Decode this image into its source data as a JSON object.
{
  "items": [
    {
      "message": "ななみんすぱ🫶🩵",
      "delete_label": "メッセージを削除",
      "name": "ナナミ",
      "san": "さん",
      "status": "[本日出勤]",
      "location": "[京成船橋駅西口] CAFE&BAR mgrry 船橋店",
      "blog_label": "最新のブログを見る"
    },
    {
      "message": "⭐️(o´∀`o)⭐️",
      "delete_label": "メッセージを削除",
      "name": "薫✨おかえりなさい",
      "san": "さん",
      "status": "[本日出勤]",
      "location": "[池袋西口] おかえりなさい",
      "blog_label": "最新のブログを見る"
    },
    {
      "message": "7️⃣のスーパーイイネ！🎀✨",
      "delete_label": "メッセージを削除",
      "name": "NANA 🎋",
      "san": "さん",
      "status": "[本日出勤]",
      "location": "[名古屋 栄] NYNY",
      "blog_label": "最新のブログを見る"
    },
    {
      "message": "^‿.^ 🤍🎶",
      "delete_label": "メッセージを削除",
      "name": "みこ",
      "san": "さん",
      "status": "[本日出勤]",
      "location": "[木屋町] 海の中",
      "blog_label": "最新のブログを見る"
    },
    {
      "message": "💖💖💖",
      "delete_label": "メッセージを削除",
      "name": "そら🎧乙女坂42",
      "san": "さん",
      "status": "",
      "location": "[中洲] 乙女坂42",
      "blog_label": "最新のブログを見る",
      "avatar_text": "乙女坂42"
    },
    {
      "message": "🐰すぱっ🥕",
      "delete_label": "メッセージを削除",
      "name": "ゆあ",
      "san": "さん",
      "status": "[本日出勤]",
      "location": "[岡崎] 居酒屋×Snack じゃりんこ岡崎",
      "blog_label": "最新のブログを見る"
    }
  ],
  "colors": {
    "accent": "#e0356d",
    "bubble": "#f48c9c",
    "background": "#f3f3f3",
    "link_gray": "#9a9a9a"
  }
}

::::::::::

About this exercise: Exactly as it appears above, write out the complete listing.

Result:
Decode this image into its source data as a JSON object.
{
  "items": [
    {
      "message": "ななみんすぱ🫶🩵",
      "delete_label": "メッセージを削除",
      "name": "ナナミ",
      "san": "さん",
      "status": "[本日出勤]",
      "location": "[京成船橋駅西口] CAFE&BAR mgrry 船橋店",
      "blog_label": "最新のブログを見る"
    },
    {
      "message": "⭐️(o´∀`o)⭐️",
      "delete_label": "メッセージを削除",
      "name": "薫✨おかえりなさい",
      "san": "さん",
      "status": "[本日出勤]",
      "location": "[池袋西口] おかえりなさい",
      "blog_label": "最新のブログを見る"
    },
    {
      "message": "7️⃣のスーパーイイネ！🎀✨",
      "delete_label": "メッセージを削除",
      "name": "NANA 🎋",
      "san": "さん",
      "status": "[本日出勤]",
      "location": "[名古屋 栄] NYNY",
      "blog_label": "最新のブログを見る"
    },
    {
      "message": "^‿.^ 🤍🎶",
      "delete_label": "メッセージを削除",
      "name": "みこ",
      "san": "さん",
      "status": "[本日出勤]",
      "location": "[木屋町] 海の中",
      "blog_label": "最新のブログを見る"
    },
    {
      "message": "💖💖💖",
      "delete_label": "メッセージを削除",
      "name": "そら🎧乙女坂42",
      "san": "さん",
      "status": "",
      "location": "[中洲] 乙女坂42",
      "blog_label": "最新のブログを見る",
      "avatar_text": "乙女坂42"
    },
    {
      "message": "🐰すぱっ🥕",
      "delete_label": "メッセージを削除",
      "name": "ゆあ",
      "san": "さん",
      "status": "[本日出勤]",
      "location": "[岡崎] 居酒屋×Snack じゃりんこ岡崎",
      "blog_label": "最新のブログを見る"
    }
  ],
  "colors": {
    "accent": "#e0356d",
    "bubble": "#f48c9c",
    "background": "#f3f3f3",
    "link_gray": "#9a9a9a"
  }
}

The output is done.